    Nowhere did I say the ends justify the means. I said white people violated no law or moral prescription that existed at the time of the conquest. To say that white people of the 15th, 16th, 17th, and 18th century should have used 20th century morality and law is about as ludicrous as saying 15th, 16th, 17th, and 18th century white people should have used 20th century airplanes, antibiotics, and computers. Morality like technology evolves. It is not handed down wholly formed from God. 15th century white man’s treatment of natives indicates as much about his moral quotient as 15th century white man’s lack of airplanes indicates about his intelligence quotient. Zilch!!

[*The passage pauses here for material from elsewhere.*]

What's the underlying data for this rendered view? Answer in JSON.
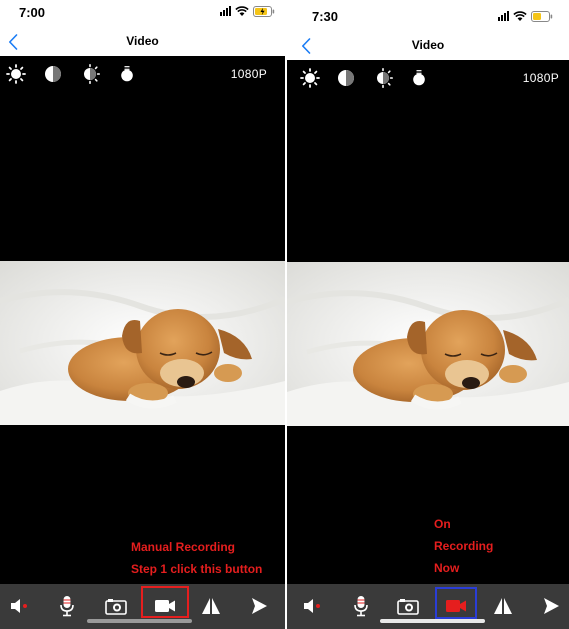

    “It’s interesting that you bring up Madison, since he didn’t write the Declaration of Independence. Rather sloppy history on your part. Now Franklin, and Jefferson, along with Adams, did write the Declaration of Independence, and were well documented admirers of the Haudenosaunee.”

    Madison didn’t write the Declaration, you really caught me there–not. Madison recorded the debates on the formation of our constitution. Our constitution established our form government not the Declaration of Independence. If, as you claimed, our government borrowed it’s idea of reprensentative democracy from the Indians, it would have been at in our constitution not the Declaration of Independence.

    Nowhere are Indians mentioned in the constitutional convention.

    “Finally, I noticed, when you argue that Diaz’ account proves something, you ignored the archaeologists’ statements that they don’t see anything approaching the numbers claimed by the Spanish. In fact you cut that quote completely out of your citation of my response. Interesting… Obviously a simple error, it couldn’t have been intentional. I’ll quote it again…”

    Stop accusing Diaz and everyone else that ever recorded a negative thing about natives as being biased. Provide some proof that they didn’t see what they claim to have seen. All you have provided is motives for an unproven allegation. You have it backwards. You should prove the allegation before you theorize a motive.

    “We’re not finding anywhere near that … even if we added some zeros Now that quote comes from Leonardo Lopez Lujan, Senior Researcher and Professor of Archaeology at Museo del Templo Mayor, Instituto Nacional de Antropologia e Historia.”

    Anywhere near what? What is some zeros?

    He’s purposely vague and gives no numbers, so there’s nothing to comment on.